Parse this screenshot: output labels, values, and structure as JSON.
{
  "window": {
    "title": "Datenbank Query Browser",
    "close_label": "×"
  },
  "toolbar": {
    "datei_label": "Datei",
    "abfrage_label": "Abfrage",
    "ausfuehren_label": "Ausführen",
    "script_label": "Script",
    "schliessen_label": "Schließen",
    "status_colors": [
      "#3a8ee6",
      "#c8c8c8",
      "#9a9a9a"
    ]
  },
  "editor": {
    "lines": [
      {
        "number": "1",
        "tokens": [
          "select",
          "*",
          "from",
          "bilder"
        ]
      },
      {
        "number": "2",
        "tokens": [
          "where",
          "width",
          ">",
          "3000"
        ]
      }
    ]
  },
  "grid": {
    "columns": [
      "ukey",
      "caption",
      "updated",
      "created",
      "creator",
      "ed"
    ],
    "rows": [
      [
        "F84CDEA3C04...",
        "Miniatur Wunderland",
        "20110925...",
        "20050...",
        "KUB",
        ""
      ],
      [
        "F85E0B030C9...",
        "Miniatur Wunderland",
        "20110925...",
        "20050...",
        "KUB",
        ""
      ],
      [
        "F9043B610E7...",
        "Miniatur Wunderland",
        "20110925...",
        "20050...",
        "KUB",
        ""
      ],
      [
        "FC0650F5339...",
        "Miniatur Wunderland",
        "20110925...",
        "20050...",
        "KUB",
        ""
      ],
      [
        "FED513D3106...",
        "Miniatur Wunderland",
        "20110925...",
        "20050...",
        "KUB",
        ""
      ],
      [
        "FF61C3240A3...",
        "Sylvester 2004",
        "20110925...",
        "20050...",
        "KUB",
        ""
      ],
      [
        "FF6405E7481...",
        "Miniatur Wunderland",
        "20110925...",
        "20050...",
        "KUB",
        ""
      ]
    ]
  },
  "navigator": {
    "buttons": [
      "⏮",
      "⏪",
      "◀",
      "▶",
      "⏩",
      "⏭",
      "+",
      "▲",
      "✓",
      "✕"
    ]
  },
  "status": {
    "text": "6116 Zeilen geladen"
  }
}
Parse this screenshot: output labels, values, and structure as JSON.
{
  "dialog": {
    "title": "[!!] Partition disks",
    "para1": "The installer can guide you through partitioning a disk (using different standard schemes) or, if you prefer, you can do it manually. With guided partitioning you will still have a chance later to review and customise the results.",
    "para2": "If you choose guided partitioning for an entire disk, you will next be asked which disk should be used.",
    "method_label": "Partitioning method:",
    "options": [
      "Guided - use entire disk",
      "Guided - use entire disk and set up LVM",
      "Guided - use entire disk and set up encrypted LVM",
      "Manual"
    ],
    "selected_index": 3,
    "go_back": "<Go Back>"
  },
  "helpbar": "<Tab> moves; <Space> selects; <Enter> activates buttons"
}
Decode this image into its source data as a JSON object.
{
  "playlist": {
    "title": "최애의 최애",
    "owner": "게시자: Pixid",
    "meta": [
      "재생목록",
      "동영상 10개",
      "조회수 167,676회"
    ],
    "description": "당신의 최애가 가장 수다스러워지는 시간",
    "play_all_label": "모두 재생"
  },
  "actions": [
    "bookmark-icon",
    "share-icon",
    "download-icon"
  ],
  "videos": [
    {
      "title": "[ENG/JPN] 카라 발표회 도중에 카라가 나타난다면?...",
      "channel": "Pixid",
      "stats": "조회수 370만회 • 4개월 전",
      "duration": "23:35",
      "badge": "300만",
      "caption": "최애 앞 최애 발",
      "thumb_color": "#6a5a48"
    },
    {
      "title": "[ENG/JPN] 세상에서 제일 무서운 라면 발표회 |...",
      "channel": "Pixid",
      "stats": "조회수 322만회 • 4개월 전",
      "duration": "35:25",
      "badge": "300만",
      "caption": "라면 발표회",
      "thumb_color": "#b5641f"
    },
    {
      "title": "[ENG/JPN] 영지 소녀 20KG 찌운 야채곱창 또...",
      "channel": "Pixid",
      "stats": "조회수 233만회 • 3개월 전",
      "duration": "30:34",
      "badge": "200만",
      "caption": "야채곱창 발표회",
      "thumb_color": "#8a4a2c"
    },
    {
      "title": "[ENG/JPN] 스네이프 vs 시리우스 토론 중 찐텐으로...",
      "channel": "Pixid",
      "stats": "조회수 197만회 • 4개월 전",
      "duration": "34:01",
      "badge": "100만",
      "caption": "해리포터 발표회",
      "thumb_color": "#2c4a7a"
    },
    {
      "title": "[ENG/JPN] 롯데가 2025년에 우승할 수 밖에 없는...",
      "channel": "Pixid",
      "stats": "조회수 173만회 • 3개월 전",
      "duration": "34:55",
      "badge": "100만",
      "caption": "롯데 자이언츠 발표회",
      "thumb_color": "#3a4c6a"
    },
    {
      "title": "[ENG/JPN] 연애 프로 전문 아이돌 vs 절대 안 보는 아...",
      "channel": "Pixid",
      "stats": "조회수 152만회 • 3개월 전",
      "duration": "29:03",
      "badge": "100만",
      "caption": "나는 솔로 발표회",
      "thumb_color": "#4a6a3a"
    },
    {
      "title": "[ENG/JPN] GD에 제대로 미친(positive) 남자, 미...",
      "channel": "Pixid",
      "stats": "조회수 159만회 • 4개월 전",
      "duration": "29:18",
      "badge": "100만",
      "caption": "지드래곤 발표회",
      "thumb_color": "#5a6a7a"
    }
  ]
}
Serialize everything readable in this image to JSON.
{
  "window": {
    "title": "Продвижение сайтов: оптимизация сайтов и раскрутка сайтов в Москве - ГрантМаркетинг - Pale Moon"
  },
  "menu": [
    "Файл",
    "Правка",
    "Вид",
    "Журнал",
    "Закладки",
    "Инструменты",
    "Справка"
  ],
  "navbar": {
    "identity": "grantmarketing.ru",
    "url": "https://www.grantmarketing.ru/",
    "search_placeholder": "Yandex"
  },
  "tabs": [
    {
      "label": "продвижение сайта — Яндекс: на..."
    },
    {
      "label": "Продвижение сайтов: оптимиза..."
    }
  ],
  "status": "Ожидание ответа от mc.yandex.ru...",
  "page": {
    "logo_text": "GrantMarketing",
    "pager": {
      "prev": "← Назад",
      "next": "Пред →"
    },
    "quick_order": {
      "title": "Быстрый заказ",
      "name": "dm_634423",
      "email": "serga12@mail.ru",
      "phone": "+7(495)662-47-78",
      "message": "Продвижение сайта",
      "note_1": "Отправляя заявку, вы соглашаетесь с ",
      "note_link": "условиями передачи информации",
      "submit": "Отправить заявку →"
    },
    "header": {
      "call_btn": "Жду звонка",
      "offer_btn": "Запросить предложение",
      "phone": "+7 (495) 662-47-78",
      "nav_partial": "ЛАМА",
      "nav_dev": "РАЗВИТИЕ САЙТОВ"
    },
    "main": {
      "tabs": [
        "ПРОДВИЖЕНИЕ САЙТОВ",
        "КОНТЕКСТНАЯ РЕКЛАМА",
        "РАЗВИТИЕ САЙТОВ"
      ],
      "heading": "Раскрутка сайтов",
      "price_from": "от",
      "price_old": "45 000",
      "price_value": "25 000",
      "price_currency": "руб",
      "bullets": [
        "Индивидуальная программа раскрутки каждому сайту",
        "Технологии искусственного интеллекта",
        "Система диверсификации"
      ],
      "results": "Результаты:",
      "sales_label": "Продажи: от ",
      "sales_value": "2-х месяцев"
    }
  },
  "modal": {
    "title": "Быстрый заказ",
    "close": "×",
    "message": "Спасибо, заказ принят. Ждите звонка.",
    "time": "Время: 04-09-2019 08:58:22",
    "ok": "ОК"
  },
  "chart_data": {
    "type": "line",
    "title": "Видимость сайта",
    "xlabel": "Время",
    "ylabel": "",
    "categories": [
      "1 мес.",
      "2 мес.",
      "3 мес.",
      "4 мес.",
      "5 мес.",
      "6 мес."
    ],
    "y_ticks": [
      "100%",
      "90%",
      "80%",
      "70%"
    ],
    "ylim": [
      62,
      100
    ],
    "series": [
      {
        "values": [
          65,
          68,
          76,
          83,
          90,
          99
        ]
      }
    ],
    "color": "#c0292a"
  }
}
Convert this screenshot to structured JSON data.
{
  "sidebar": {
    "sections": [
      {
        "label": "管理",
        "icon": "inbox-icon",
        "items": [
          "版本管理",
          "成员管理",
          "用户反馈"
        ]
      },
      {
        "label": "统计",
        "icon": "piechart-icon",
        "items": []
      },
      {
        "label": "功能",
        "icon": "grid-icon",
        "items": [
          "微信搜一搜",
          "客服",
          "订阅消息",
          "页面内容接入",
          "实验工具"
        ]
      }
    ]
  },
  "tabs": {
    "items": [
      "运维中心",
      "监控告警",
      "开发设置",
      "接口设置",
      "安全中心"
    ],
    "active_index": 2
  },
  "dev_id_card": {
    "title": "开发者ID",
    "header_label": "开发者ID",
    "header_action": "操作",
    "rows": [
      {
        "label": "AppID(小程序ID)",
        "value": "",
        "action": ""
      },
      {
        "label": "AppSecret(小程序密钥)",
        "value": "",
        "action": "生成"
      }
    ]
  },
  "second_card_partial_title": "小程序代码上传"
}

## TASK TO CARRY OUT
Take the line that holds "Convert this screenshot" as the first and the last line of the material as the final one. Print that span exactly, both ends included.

## WRITTEN ANSWER
Convert this screenshot to structured JSON data.
{
  "sidebar": {
    "sections": [
      {
        "label": "管理",
        "icon": "inbox-icon",
        "items": [
          "版本管理",
          "成员管理",
          "用户反馈"
        ]
      },
      {
        "label": "统计",
        "icon": "piechart-icon",
        "items": []
      },
      {
        "label": "功能",
        "icon": "grid-icon",
        "items": [
          "微信搜一搜",
          "客服",
          "订阅消息",
          "页面内容接入",
          "实验工具"
        ]
      }
    ]
  },
  "tabs": {
    "items": [
      "运维中心",
      "监控告警",
      "开发设置",
      "接口设置",
      "安全中心"
    ],
    "active_index": 2
  },
  "dev_id_card": {
    "title": "开发者ID",
    "header_label": "开发者ID",
    "header_action": "操作",
    "rows": [
      {
        "label": "AppID(小程序ID)",
        "value": "",
        "action": ""
      },
      {
        "label": "AppSecret(小程序密钥)",
        "value": "",
        "action": "生成"
      }
    ]
  },
  "second_card_partial_title": "小程序代码上传"
}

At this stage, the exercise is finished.